Witness breaks down
A FRIEND of murdered Brooms Head teenager Lee Ellen Stace broke down in the witness box as she recalled watching her walk out of Yamba Bi-Lo for what turned out to be the last time.
Tamarra Francis (O'Sullivan) gave evidence yesterday in the Coronial Inquest into the 1997 murder of Lee at Red Cliff, near her home.
Ms Francis told the inquiry she had been a close friend of Lee for several years and was working with her on the check-outs at Bi-Lo on the day of her disappearance.
The pair had agreed that Lee would wait for her friend to finish work and then catch the bus together to Maclean.
However, Ms Francis finished work after 3pm and Lee agreed to wait for her outside the supermarket.
"She said she couldn't wait to get home because her shoes were killing her feet," Ms Francis recalled.
Ms Francis said Lee wanted a cigarette badly and she promised to give her one at the end of her shift.
From her register Ms Francis said she watched Lee walk three-quarters of the way to the supermarket exit and never saw her again.
At this point Ms Francis broke into tears, but agreed to continue giving evidence.
When she finished work after 3pm there was no sign of Lee in the vicinity of the supermarket or at the bus-stop across the road.
The thought that she may have been one of the last people to see Lee alive has haunted Ms Francis for 12 years.
"It was very emotional.

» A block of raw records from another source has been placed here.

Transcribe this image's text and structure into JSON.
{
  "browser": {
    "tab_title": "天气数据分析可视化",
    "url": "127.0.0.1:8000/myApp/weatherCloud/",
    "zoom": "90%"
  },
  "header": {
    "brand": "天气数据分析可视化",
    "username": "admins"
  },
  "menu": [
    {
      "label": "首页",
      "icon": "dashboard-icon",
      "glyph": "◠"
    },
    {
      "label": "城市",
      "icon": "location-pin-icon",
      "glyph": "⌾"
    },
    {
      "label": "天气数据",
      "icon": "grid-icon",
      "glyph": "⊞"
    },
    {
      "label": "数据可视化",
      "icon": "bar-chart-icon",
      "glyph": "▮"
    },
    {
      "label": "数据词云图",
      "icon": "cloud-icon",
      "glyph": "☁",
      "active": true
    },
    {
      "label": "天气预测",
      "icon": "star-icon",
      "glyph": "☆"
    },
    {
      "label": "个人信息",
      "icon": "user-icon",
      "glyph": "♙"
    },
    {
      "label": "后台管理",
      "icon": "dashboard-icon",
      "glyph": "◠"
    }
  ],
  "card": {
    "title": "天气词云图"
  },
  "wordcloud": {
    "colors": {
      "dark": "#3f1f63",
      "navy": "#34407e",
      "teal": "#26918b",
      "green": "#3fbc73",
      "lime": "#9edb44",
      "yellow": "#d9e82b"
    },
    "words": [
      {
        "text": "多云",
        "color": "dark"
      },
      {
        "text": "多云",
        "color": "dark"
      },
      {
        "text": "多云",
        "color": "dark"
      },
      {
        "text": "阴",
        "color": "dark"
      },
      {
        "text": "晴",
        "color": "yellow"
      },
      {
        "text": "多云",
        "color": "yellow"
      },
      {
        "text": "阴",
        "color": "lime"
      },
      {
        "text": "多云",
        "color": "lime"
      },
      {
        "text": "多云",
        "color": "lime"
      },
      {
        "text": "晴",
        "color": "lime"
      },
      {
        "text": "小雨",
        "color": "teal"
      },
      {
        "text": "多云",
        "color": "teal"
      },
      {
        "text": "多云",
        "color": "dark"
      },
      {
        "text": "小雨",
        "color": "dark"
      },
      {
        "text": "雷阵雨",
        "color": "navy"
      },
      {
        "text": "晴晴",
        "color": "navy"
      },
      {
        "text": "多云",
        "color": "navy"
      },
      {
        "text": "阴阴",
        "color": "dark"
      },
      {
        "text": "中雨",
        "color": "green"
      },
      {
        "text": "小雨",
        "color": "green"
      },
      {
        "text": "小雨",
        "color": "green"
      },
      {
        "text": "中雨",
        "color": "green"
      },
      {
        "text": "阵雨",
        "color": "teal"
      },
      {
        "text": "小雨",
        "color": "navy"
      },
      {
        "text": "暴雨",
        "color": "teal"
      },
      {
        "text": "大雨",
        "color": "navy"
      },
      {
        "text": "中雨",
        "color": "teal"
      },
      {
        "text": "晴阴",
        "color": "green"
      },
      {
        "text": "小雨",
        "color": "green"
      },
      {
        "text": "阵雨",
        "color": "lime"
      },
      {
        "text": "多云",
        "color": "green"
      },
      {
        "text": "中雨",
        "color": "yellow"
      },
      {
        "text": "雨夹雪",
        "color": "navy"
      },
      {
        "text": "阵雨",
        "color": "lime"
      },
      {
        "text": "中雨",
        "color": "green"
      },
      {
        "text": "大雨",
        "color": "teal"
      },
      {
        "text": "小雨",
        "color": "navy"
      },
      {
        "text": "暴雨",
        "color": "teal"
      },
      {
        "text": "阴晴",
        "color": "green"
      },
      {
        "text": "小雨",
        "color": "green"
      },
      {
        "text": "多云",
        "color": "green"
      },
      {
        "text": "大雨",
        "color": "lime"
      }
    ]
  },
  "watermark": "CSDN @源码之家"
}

It broke my heart. I relived it in my memory the way it was that day," said Ms Francis outside the courthouse.
"I've wondered this (why didn't Lee wait for the bus) for 12 years. Why didn't she just wait? She could still be here."
During the day all the witnesses were questioned about Lee's hitchhiking habits.
It emerged that there was a hitchhiking culture amongst young people on the Lower Clarence at the time with some loose protocols to be followed.
These included accepting a lift with few questions and sharing cigarettes and cannabis, if offered.
Witnesses who had hitchhiked with Lee the most said it was likely she would accept a lift from a total stranger and hitchhike alone if she needed to.
Counsel assisting the coroner Senior Sergeant Duane Carey was happy with the first week of the inquest.
"A few things have turned up that we didn't know before," he said outside the courthouse.
Sgt Carey said that next week's evidence from witnesses who claim to have seen Lee on the day of her disappearance on September 2, 1997, could be critical to answering more questions from the case.
Yesterday, Sgt Carey produced a tortoiseshell hair clip found on the roadside at Palmers Island.
All the witnesses asked to identify this item agreed it was one Lee had taken from a friend, Amy Skinner's house, on the weekend before she died.
Sgt Carey said a witness had noticed some suspicious activity at Palmers Island on the day of her disappearance and the presence of the hair clip indicated Lee had been out of the car in that area at about the same time.
The inquest has been adjourned until Monday, when witnesses who saw Lee on the day she disappeared will give evidence.